What the task requires – Which lines in the entries below contain the string "title"? Show each of them in full.

Information provided –

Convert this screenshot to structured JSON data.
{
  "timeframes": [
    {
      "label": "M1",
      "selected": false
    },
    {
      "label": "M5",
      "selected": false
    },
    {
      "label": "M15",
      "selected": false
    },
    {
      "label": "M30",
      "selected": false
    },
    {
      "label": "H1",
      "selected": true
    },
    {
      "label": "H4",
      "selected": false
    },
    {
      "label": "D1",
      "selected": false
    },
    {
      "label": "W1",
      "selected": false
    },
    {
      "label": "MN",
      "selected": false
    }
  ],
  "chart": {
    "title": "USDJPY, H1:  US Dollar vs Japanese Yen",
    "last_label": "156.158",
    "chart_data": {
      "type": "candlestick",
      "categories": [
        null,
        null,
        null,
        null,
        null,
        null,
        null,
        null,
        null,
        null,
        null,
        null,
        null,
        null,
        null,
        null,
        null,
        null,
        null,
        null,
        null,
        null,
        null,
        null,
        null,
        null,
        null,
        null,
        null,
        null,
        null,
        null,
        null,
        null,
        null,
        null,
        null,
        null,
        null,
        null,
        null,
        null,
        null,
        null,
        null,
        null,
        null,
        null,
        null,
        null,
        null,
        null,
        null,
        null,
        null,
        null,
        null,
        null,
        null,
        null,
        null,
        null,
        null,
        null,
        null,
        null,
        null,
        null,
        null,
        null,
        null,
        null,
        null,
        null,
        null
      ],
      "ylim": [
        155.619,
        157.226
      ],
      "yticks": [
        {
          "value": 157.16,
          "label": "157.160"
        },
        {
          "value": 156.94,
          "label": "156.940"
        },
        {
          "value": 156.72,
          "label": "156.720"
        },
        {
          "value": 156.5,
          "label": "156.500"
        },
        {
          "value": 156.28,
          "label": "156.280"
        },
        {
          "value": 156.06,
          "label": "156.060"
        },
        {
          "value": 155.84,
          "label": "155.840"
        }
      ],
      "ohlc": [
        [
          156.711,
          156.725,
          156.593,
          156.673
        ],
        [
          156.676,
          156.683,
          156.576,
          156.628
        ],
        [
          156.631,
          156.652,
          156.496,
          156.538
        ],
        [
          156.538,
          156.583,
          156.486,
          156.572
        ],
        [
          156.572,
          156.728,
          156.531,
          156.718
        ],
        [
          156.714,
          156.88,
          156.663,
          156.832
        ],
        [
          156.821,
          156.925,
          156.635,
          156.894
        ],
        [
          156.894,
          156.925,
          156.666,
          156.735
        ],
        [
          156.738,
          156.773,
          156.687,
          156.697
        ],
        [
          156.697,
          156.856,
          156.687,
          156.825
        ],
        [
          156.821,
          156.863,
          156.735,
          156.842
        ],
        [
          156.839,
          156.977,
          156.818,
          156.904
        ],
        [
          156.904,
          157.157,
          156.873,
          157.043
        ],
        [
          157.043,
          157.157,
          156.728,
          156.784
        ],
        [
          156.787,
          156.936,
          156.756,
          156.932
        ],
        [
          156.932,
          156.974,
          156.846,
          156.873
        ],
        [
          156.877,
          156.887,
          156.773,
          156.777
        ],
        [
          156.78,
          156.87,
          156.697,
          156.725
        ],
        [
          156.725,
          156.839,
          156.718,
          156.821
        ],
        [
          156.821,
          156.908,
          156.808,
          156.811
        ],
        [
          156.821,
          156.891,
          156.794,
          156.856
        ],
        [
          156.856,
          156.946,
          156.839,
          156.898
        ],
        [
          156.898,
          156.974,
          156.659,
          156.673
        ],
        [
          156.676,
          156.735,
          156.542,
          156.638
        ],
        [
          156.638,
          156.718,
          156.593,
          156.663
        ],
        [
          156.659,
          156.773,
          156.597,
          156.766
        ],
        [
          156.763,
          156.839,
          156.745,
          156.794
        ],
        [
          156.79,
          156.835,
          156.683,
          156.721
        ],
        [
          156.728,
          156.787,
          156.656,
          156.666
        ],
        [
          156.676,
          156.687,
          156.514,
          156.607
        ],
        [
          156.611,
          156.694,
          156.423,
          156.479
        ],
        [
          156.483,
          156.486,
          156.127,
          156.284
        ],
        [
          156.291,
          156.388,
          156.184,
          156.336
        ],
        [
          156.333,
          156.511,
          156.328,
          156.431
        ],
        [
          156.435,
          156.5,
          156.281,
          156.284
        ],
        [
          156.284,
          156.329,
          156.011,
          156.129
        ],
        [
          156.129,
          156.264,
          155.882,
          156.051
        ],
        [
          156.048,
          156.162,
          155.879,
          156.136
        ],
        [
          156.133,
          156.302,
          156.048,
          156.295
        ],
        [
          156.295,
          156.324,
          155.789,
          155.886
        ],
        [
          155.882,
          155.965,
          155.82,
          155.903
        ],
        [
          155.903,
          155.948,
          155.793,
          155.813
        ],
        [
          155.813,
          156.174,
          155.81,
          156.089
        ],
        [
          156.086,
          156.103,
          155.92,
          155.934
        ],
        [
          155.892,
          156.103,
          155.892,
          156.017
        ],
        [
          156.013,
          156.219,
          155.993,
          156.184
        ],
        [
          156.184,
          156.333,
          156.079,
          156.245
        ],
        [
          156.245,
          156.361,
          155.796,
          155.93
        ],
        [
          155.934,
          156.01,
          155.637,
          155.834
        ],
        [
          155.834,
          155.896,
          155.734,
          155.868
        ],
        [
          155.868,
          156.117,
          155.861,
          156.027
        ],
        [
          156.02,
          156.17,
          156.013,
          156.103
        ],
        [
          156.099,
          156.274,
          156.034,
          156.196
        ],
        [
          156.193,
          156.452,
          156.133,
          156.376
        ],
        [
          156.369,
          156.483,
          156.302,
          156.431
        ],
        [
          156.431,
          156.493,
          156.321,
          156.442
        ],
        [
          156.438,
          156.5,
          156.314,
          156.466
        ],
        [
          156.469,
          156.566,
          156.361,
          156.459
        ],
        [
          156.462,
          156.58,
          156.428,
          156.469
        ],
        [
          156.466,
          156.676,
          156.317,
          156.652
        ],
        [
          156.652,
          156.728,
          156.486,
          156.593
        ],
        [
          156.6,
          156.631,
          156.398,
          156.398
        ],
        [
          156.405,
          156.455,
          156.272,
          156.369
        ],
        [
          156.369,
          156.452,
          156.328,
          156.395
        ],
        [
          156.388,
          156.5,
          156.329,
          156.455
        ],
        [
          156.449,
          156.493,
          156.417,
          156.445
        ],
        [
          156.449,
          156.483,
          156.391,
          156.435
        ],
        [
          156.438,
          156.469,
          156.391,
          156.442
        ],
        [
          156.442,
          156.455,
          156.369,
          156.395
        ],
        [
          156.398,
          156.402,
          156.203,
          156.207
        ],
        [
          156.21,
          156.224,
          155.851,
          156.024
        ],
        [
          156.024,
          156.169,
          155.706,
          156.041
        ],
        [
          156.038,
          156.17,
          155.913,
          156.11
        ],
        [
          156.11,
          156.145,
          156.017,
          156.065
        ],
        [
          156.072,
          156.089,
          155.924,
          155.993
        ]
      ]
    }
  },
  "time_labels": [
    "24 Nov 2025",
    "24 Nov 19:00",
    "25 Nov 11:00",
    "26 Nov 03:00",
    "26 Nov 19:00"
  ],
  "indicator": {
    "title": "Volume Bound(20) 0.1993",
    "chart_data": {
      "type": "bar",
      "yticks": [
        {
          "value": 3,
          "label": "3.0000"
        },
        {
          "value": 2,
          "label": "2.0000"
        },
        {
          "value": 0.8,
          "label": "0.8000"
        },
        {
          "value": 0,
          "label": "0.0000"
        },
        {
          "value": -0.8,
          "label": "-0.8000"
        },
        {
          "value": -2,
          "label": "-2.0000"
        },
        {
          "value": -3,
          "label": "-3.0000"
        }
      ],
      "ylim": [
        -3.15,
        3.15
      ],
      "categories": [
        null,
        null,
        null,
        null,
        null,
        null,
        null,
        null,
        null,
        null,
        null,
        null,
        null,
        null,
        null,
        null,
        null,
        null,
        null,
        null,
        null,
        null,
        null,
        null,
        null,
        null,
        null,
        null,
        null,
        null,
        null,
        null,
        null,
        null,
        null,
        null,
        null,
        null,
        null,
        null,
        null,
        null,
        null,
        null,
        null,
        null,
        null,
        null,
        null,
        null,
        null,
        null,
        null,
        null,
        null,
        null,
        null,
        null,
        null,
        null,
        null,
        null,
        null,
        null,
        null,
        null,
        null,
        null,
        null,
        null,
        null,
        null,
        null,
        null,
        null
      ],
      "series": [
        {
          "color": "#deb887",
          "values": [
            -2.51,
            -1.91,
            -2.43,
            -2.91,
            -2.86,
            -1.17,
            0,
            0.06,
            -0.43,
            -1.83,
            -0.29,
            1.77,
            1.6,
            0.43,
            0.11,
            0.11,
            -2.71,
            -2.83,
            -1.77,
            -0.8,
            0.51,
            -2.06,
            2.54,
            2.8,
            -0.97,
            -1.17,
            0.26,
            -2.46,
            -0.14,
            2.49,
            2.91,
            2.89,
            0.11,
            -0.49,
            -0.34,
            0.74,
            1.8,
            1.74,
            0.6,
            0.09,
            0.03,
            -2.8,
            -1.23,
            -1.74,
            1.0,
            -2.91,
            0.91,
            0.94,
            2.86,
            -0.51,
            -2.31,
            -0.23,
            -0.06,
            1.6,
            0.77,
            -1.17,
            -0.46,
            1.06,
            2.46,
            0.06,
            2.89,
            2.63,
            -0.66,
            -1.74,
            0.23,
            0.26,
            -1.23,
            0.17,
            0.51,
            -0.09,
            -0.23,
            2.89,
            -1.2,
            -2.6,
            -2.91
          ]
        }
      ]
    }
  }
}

Answer box –
    "title": "USDJPY, H1:  US Dollar vs Japanese Yen",
    "title": "Volume Bound(20) 0.1993",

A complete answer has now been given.